The Hazard Analysis and Critical Control Points (HACCP) system classifies risks to consumers into three categories—biological, chemical, and physical—and it emphasizes preventing, reducing, or eliminating high-risk biological hazards. Food safety professionals, as a result of years of education, experience, and audits to the HACCP system, often relegate physical hazards to lower risk status, primarily controlled through the metal detector and supplier approval programs. When focusing on microorganisms, it is easy for the food safety professional to forget that the “illness” in “food borne illnesses” encompasses injuries as well as disease.
The general public, however, has a different perspective on food safety hazards. Consider a salad with fresh, crisp lettuce, crunchy cucumbers, and juicy tomatoes. Food safety professionals see a salad as a bowl potentially brimming with E. coli O157:H7, pesticides, and insects. Consumers, however, won’t notice the E. coli O157:H7 and are unlikely to be concerned about chemicals, unless it’s a question about the organic status of the vegetables. But they will notice a grasshopper nestled under the lettuce at the bottom of the dish. Where food safety professionals focus their actions on the intangible risks of biological and chemical hazards, consumers focus on the material risks of physical hazards.
This example illustrates the importance of foreign material control.

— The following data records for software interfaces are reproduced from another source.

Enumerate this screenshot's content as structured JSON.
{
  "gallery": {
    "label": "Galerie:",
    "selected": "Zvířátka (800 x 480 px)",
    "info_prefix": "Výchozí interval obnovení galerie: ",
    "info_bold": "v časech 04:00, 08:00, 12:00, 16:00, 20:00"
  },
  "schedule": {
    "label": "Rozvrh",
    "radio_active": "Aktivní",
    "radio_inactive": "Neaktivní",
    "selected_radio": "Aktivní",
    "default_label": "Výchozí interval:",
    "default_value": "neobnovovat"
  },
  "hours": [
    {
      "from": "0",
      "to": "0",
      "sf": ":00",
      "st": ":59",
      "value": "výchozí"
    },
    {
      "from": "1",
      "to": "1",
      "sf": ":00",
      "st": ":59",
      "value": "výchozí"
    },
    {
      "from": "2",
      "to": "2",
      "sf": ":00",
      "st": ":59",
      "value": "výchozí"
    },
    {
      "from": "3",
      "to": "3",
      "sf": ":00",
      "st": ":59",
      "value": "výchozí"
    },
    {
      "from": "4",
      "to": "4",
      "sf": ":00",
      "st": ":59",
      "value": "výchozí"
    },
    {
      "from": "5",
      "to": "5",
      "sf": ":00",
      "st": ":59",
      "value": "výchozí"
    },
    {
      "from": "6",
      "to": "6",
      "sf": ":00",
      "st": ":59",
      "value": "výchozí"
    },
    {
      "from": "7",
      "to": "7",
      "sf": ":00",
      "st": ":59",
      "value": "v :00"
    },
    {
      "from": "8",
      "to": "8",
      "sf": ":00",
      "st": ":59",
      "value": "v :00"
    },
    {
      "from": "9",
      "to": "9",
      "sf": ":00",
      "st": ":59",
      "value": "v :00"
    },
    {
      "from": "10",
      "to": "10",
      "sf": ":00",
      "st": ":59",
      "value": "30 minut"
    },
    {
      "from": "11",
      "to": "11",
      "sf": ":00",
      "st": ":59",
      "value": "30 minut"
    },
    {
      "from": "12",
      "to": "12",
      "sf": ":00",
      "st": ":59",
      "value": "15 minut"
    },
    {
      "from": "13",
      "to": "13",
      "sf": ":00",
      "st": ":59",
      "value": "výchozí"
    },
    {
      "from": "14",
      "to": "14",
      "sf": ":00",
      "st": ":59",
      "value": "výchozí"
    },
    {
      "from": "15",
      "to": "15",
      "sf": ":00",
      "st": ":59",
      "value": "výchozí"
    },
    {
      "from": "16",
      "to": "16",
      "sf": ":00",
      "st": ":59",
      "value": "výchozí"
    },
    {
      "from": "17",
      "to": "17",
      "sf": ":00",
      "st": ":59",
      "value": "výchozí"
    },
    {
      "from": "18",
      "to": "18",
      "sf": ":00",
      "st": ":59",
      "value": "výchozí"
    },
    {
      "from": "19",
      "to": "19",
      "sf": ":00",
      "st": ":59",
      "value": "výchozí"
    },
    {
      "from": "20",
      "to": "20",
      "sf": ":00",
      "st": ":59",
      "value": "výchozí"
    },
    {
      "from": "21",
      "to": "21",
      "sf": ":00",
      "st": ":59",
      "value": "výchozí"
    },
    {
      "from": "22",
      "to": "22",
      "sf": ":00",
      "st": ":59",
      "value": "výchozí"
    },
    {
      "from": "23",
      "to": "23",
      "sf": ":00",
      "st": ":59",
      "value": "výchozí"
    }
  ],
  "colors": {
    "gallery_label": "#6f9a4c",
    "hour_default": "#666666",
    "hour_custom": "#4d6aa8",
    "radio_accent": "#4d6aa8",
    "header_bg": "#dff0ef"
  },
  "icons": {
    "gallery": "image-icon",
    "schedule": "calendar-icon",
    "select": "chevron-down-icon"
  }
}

Though Salmonella and hepatitis A may keep the food industry awake at night, consumers remember, and tell their neighbors, about the grasshopper in their salad or glass in their spaghetti sauce.
Foreign material is defined as foreign bodies that may cause illness or injury to the consumer, or are perceived by the consumer to be alien to the food. While not all foreign material is harmful, it is a physical hazard and its potential to cause injury or illness must be considered. The Canadian Food Inspection Agency (CFIA) recognizes three risks to the consumer from foreign materials—physical injury to the consumer, choking, and product tampering.
Foreign material in foods (glass, plastic, metal, etc.) is the major single cause of customer complaints received by many food manufactsurers, retailers, and enforcement authorities. In Canada, 42 percent of consumer food safety investigations conducted by the CFIA between April 2011 and March 2012 were the result of consumer complaints of extraneous materials, whereas only 11 percent of the 496 recalls issued in 2012 were caused by extraneous materials.
It’s not hard to understand why foreign materials account for such a high percentage of customer complaints; physical hazards are easily identified by the consumer. Physical hazards can often be seen in the food item before consumption whereas biological and chemical hazards are rarely identified by sight. Consumers can also feel the presence of a physical hazard in their food; biting into a piece of wood, chipping a tooth on a date pit, or choking on a piece of plastic are all dramatic
incidents. They also have an emotional reaction to foreign material. While a grasshopper may stimulate disgust, it’s not likely to be seen as hazardous. Other materials, however, such as glass, metal, or plastic, are seen as dangerous and the consumer will likely notify the manufacturer or the government.
Sources of Foreign Material
To prevent injury to the consumer, it is necessary to understand what types of foreign material can contaminate food and where this contamination occurs. Foreign materials are classified as either intrinsic (a component of the food such as bones, stems, or pits) or extrinsic (materials not normally found in food, such as stones, insects, plastic, glass, or metal). These categories indicate that physical hazards may contaminate food at any stage of production, from the farmer’s field, e.g. stones in grain, to the consumer’s kitchen, e.g. glassware.
Raw Materials and Process. Controlling foreign materials requires understanding three items: First, are there physical hazards intrinsic to your raw materials? Second, are there physical hazards inherent in your process? Third, are there hazards commonly associated with the food product when it’s consumed? A well-documented hazard analysis can help the producer, from the field to the manufacturer, focus its resources on the highest risk sources of foreign materials. The identification of physical hazards (FSEP Form 7) associated with raw materials (FSEP Form 2) and process (FSEP Form 3) facilitates the hazard analysis (FSEP Form 8). Once the high-risk items and processes have been identified, effective control and monitoring strategies can be developed and implemented. As a result, virtually every HACCP plan has some form of foreign material control as a critical control point.